In this one he throws us into the real estate world, a place almost as creepy as the banking sector, and it shows how once things start to go wrong, the inherent greed and viciousness of the employees turns inward as they start tearing themselves to shreds. For many, if you want to understand how the guts of big business operates, this is the best film to watch.
During the pandemic we were told to stay at home and chill, but others were more busy. Ruthless speculators like the American investment corporation Blackrock were busy as hell acquiring more spaces in this city so they could leave them empty and eventually jack up the rental prices for a huge profit in the future. When squatters tried occupying one of those empty Blackrock buildings, they were immediately dragged out by the police. Welcome to the dark world of high-finance, where profits matter more than human lives.
And what is just as amazing as the script is the crazy cast cobbled together to speak the dialogue – Al Pacino, Alec Baldwin, Ed Harris, Alan Arkin and old-schooler Jack Lemmon. We’re not a great fans of that genre of films where there are zero women roles of any importance. Still, for the energy in this film it was important to keep the testosterone levels as disfunctionally high as possible.

Film night at Joe’s Garage, cozy cinema! Free entrance. You want to screen a movie, let us know: joe [at] lists [dot] squat [dot] net

Can Dialectics Break Bricks Cinema: finally the legendary Can Dialectics Break Bricks Cinema (René Viénet, 1973)

Sunday 11 December 2022, Can Dialectics Break Bricks Cinema: finally the legendary Can Dialectics Break Bricks Cinema (René Viénet, 1973)* 90 minutes * In French with English subtitles. Doors open at 20:00, film starts at 20:30.

This is a movie we wanted to screen for ages – after all, we even named this cinema-night after it. But all of the available copies were so terrible… muddy vhs tape transfers that were virtually unwatchable and took all the joy out of the experience. But now it has finally been restored in its full color glory.

Back in the mid-60s in France there was a group of post-artists that called themselves Situationists. One thing they observed was how even the most radical ideas can be transformed into harmless commercial products by the power of modern marketing. But then they thought – why not reverse the process? Why can’t we take some banal commercial products and turn them into something subversive, alive and meaningful again?
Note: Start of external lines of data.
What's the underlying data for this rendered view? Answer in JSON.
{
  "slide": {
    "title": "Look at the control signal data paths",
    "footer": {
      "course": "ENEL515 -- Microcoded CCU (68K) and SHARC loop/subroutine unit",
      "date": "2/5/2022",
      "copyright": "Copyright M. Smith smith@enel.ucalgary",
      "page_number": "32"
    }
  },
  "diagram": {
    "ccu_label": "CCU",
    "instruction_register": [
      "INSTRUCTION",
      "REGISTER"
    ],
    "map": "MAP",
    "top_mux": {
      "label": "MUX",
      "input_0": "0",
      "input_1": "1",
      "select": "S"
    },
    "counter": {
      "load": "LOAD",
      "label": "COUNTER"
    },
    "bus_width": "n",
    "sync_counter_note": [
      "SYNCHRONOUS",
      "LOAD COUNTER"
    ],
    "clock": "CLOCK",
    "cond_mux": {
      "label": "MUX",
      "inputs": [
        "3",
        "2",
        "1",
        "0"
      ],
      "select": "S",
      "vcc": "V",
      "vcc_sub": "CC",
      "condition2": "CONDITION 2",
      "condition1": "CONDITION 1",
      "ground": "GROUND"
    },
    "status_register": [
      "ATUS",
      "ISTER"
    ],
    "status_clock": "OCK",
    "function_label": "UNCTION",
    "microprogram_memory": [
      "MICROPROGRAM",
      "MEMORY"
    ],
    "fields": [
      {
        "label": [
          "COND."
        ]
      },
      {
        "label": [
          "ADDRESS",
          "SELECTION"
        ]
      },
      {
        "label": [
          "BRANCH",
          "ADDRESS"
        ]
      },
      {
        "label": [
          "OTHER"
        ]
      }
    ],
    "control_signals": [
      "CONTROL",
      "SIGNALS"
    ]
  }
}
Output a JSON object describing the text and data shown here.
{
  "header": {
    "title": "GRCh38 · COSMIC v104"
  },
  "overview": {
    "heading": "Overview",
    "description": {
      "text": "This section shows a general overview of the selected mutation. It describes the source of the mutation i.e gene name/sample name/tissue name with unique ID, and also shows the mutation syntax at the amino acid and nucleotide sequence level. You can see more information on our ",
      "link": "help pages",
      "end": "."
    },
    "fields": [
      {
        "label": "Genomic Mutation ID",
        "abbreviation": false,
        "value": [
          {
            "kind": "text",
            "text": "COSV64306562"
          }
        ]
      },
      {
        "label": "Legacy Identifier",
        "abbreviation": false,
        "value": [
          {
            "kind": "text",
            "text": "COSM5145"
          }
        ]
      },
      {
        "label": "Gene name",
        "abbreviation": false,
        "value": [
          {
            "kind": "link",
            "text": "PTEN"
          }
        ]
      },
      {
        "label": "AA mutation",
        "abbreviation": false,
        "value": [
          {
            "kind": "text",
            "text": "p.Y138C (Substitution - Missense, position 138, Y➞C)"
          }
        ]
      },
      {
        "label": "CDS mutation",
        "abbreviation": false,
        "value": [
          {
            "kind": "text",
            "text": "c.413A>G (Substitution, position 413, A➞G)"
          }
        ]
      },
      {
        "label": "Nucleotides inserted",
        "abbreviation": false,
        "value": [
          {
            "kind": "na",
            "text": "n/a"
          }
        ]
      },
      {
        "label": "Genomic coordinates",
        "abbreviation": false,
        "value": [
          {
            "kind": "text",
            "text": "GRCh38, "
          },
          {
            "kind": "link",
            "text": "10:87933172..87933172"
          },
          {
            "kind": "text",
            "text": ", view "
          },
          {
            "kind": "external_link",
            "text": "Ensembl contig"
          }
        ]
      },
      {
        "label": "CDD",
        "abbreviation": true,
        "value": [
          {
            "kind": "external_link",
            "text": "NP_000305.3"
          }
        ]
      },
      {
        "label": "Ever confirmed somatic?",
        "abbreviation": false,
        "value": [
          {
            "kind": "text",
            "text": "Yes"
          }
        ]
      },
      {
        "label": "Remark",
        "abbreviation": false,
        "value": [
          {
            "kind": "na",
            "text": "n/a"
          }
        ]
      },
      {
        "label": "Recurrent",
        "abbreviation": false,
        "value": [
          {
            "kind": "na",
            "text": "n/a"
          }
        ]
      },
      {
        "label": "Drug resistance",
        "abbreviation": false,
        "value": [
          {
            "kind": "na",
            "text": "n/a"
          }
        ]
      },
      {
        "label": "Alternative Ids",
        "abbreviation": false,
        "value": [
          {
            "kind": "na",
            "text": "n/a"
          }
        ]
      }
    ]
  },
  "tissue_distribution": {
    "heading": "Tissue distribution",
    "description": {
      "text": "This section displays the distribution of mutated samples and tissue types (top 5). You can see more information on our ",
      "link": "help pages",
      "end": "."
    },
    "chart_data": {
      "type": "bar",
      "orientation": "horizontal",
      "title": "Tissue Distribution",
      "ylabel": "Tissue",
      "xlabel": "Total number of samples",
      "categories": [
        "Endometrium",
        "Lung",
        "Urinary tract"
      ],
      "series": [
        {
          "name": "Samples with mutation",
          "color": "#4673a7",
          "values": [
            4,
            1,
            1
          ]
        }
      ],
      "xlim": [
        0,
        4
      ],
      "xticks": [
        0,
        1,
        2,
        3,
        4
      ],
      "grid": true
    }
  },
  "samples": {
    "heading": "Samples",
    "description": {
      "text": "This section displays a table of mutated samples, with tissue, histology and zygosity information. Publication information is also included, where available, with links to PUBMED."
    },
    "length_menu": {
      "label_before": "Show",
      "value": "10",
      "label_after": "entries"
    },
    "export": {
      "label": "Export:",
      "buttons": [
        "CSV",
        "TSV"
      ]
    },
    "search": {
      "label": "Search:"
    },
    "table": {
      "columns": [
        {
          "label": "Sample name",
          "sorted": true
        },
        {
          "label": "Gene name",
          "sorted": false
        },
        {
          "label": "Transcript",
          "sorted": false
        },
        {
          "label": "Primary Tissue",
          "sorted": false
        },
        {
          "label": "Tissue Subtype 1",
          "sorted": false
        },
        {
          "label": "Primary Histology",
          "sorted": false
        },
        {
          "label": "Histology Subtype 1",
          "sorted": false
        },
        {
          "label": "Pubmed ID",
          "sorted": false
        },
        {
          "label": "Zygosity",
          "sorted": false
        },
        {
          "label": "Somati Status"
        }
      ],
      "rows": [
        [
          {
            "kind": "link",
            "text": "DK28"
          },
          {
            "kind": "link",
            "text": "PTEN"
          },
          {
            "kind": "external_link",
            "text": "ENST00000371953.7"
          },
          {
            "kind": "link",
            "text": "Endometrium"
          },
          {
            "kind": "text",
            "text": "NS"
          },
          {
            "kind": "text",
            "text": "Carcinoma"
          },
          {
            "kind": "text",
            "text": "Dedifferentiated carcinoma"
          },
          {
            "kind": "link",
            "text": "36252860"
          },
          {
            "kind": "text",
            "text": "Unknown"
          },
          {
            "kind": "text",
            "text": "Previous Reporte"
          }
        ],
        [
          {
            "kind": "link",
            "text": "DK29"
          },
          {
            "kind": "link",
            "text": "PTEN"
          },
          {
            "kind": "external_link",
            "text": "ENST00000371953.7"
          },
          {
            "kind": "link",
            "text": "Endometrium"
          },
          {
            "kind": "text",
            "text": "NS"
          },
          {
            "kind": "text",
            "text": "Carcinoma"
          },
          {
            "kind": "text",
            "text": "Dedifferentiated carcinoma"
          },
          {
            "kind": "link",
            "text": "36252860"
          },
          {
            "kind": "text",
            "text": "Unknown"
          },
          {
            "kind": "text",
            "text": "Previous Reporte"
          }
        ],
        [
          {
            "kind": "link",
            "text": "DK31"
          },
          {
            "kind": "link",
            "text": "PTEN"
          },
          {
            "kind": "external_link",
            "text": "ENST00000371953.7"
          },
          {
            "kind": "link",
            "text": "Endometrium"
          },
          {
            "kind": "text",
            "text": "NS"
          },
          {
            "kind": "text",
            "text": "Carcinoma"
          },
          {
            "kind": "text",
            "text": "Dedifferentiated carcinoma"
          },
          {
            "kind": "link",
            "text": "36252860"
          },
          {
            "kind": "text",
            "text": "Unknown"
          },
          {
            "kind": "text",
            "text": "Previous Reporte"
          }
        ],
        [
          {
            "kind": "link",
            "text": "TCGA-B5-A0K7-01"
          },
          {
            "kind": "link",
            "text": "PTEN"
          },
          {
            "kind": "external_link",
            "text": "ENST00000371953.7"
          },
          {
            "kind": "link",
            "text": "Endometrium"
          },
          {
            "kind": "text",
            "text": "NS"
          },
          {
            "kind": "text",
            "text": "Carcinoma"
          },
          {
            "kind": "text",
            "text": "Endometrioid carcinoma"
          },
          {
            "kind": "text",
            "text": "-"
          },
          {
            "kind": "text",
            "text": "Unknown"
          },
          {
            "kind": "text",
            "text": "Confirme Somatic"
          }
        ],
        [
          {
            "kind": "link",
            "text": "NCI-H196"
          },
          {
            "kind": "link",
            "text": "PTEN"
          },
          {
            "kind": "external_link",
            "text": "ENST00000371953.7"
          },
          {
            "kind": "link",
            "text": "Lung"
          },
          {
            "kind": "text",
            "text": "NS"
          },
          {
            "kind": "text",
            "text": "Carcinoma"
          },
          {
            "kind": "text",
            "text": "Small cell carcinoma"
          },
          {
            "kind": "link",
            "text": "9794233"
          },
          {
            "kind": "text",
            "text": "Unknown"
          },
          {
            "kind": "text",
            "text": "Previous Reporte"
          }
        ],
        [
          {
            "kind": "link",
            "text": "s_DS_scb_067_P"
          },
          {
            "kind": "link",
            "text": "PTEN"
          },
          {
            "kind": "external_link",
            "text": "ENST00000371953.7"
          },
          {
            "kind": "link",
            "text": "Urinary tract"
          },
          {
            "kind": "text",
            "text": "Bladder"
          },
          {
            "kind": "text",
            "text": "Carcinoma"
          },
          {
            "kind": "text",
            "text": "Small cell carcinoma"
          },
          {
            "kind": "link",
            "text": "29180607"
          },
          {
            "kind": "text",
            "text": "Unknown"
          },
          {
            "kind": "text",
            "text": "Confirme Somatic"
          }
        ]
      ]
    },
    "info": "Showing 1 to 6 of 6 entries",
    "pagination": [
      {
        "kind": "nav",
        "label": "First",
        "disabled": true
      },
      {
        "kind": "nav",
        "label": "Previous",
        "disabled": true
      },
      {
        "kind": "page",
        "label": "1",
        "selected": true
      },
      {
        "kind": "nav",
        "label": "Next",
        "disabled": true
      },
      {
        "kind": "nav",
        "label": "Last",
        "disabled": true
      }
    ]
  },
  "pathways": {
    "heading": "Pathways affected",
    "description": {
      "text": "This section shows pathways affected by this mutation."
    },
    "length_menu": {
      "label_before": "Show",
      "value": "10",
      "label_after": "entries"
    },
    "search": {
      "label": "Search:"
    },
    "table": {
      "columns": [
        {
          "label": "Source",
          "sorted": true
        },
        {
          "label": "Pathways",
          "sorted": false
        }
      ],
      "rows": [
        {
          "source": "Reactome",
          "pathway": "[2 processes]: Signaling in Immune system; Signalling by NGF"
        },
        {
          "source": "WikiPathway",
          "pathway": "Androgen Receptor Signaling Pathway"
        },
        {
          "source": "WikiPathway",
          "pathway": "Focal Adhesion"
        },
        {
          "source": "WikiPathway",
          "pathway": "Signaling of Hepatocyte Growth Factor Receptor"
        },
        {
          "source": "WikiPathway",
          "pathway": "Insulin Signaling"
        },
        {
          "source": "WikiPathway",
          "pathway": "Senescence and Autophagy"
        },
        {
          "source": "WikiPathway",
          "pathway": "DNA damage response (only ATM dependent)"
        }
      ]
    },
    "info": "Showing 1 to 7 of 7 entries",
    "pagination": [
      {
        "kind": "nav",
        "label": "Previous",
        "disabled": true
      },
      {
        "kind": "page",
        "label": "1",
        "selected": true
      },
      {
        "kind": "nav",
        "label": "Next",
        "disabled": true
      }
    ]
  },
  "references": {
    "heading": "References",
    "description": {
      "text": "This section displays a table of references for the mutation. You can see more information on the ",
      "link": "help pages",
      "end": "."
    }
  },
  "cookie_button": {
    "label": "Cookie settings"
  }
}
A great example of the wild, sly humor of May 68 can be seen in this delirious flick. The situationist collaborator René Viénet took a 1972 Hong Kong martial arts film called Crush, and replaced the entire soundtrack with his own narration and dialogue. The new dubbed soundtrack he added changes everything, turning the kung-fu film into a politically-charged struggle about gender equality, the alienation of consumer society, the Paris Commune and post-Marxist political theory. And it’s all done with a razor-sharp sense of humor, because joy was part of their ammunition. The new script is witty and snappy. At one point one of the characters asks “What the hell was the original film about anyway?”

To do the new voices on the soundtrack René Viénet brought in some members of the satirical Café de la Gare Theatre group, including the legendary Patrick Dewaere. The finished film is a riot, but one with a message!

This will be a high-definition screening.

Film night at Joe’s Garage, cozy cinema! Free entrance. You want to screen a movie, let us know: joe [at] lists [dot] squat [dot] net